(Data records for software interfaces)
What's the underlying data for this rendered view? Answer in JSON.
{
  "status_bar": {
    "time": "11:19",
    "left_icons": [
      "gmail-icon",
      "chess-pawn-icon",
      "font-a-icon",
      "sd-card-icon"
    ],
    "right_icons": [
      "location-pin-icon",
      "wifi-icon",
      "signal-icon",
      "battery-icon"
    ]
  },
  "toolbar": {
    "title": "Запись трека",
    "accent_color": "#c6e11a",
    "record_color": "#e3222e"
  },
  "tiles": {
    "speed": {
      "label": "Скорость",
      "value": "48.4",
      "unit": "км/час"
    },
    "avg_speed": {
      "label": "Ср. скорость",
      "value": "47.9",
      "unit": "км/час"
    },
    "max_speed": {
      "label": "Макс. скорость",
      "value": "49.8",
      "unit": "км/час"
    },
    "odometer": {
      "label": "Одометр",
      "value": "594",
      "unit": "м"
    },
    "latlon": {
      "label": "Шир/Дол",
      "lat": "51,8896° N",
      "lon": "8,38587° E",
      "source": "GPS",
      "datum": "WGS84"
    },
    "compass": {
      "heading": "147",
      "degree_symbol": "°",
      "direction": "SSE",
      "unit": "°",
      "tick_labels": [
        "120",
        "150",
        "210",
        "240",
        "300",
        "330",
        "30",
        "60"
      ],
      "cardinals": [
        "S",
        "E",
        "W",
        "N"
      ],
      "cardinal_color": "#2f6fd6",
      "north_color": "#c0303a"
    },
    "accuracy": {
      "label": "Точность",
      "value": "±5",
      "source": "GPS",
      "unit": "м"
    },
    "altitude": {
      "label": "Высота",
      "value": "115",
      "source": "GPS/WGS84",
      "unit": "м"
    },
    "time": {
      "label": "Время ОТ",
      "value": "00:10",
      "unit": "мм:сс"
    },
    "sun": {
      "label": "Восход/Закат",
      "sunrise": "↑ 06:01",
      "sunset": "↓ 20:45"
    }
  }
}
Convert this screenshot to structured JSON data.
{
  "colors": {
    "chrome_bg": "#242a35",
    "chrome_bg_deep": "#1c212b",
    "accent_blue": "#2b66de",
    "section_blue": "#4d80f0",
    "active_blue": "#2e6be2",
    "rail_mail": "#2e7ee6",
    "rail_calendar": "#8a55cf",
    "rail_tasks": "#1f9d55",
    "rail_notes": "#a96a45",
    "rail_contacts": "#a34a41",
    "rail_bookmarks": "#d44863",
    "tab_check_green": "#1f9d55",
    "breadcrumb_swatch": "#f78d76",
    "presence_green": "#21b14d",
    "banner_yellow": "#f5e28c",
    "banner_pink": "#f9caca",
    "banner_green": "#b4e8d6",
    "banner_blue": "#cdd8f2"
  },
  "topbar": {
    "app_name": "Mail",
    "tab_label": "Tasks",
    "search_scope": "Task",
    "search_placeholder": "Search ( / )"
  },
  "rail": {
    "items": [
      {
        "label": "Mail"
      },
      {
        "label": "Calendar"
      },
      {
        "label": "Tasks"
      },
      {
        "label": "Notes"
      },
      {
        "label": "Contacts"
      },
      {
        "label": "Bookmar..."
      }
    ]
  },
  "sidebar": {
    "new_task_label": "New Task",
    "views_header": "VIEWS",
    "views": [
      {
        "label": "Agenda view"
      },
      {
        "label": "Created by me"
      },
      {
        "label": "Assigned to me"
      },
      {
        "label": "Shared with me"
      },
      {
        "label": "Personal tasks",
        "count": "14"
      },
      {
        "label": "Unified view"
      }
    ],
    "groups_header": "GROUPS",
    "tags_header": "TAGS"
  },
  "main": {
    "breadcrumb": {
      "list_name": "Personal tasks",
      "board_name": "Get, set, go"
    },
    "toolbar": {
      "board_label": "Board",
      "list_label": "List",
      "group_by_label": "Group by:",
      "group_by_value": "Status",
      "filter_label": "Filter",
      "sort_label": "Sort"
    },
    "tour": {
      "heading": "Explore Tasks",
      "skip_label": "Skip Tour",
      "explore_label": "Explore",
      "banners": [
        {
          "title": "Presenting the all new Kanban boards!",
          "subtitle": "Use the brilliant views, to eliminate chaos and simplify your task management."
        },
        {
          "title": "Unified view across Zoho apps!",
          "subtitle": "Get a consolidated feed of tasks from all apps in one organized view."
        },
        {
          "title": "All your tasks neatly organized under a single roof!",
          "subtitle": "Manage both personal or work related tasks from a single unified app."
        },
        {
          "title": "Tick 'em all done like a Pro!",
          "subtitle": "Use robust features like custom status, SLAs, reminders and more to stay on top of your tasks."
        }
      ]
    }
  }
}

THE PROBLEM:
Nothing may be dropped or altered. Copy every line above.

RESULT OF THE EXERCISE:
What's the underlying data for this rendered view? Answer in JSON.
{
  "status_bar": {
    "time": "11:19",
    "left_icons": [
      "gmail-icon",
      "chess-pawn-icon",
      "font-a-icon",
      "sd-card-icon"
    ],
    "right_icons": [
      "location-pin-icon",
      "wifi-icon",
      "signal-icon",
      "battery-icon"
    ]
  },
  "toolbar": {
    "title": "Запись трека",
    "accent_color": "#c6e11a",
    "record_color": "#e3222e"
  },
  "tiles": {
    "speed": {
      "label": "Скорость",
      "value": "48.4",
      "unit": "км/час"
    },
    "avg_speed": {
      "label": "Ср. скорость",
      "value": "47.9",
      "unit": "км/час"
    },
    "max_speed": {
      "label": "Макс. скорость",
      "value": "49.8",
      "unit": "км/час"
    },
    "odometer": {
      "label": "Одометр",
      "value": "594",
      "unit": "м"
    },
    "latlon": {
      "label": "Шир/Дол",
      "lat": "51,8896° N",
      "lon": "8,38587° E",
      "source": "GPS",
      "datum": "WGS84"
    },
    "compass": {
      "heading": "147",
      "degree_symbol": "°",
      "direction": "SSE",
      "unit": "°",
      "tick_labels": [
        "120",
        "150",
        "210",
        "240",
        "300",
        "330",
        "30",
        "60"
      ],
      "cardinals": [
        "S",
        "E",
        "W",
        "N"
      ],
      "cardinal_color": "#2f6fd6",
      "north_color": "#c0303a"
    },
    "accuracy": {
      "label": "Точность",
      "value": "±5",
      "source": "GPS",
      "unit": "м"
    },
    "altitude": {
      "label": "Высота",
      "value": "115",
      "source": "GPS/WGS84",
      "unit": "м"
    },
    "time": {
      "label": "Время ОТ",
      "value": "00:10",
      "unit": "мм:сс"
    },
    "sun": {
      "label": "Восход/Закат",
      "sunrise": "↑ 06:01",
      "sunset": "↓ 20:45"
    }
  }
}
Convert this screenshot to structured JSON data.
{
  "colors": {
    "chrome_bg": "#242a35",
    "chrome_bg_deep": "#1c212b",
    "accent_blue": "#2b66de",
    "section_blue": "#4d80f0",
    "active_blue": "#2e6be2",
    "rail_mail": "#2e7ee6",
    "rail_calendar": "#8a55cf",
    "rail_tasks": "#1f9d55",
    "rail_notes": "#a96a45",
    "rail_contacts": "#a34a41",
    "rail_bookmarks": "#d44863",
    "tab_check_green": "#1f9d55",
    "breadcrumb_swatch": "#f78d76",
    "presence_green": "#21b14d",
    "banner_yellow": "#f5e28c",
    "banner_pink": "#f9caca",
    "banner_green": "#b4e8d6",
    "banner_blue": "#cdd8f2"
  },
  "topbar": {
    "app_name": "Mail",
    "tab_label": "Tasks",
    "search_scope": "Task",
    "search_placeholder": "Search ( / )"
  },
  "rail": {
    "items": [
      {
        "label": "Mail"
      },
      {
        "label": "Calendar"
      },
      {
        "label": "Tasks"
      },
      {
        "label": "Notes"
      },
      {
        "label": "Contacts"
      },
      {
        "label": "Bookmar..."
      }
    ]
  },
  "sidebar": {
    "new_task_label": "New Task",
    "views_header": "VIEWS",
    "views": [
      {
        "label": "Agenda view"
      },
      {
        "label": "Created by me"
      },
      {
        "label": "Assigned to me"
      },
      {
        "label": "Shared with me"
      },
      {
        "label": "Personal tasks",
        "count": "14"
      },
      {
        "label": "Unified view"
      }
    ],
    "groups_header": "GROUPS",
    "tags_header": "TAGS"
  },
  "main": {
    "breadcrumb": {
      "list_name": "Personal tasks",
      "board_name": "Get, set, go"
    },
    "toolbar": {
      "board_label": "Board",
      "list_label": "List",
      "group_by_label": "Group by:",
      "group_by_value": "Status",
      "filter_label": "Filter",
      "sort_label": "Sort"
    },
    "tour": {
      "heading": "Explore Tasks",
      "skip_label": "Skip Tour",
      "explore_label": "Explore",
      "banners": [
        {
          "title": "Presenting the all new Kanban boards!",
          "subtitle": "Use the brilliant views, to eliminate chaos and simplify your task management."
        },
        {
          "title": "Unified view across Zoho apps!",
          "subtitle": "Get a consolidated feed of tasks from all apps in one organized view."
        },
        {
          "title": "All your tasks neatly organized under a single roof!",
          "subtitle": "Manage both personal or work related tasks from a single unified app."
        },
        {
          "title": "Tick 'em all done like a Pro!",
          "subtitle": "Use robust features like custom status, SLAs, reminders and more to stay on top of your tasks."
        }
      ]
    }
  }
}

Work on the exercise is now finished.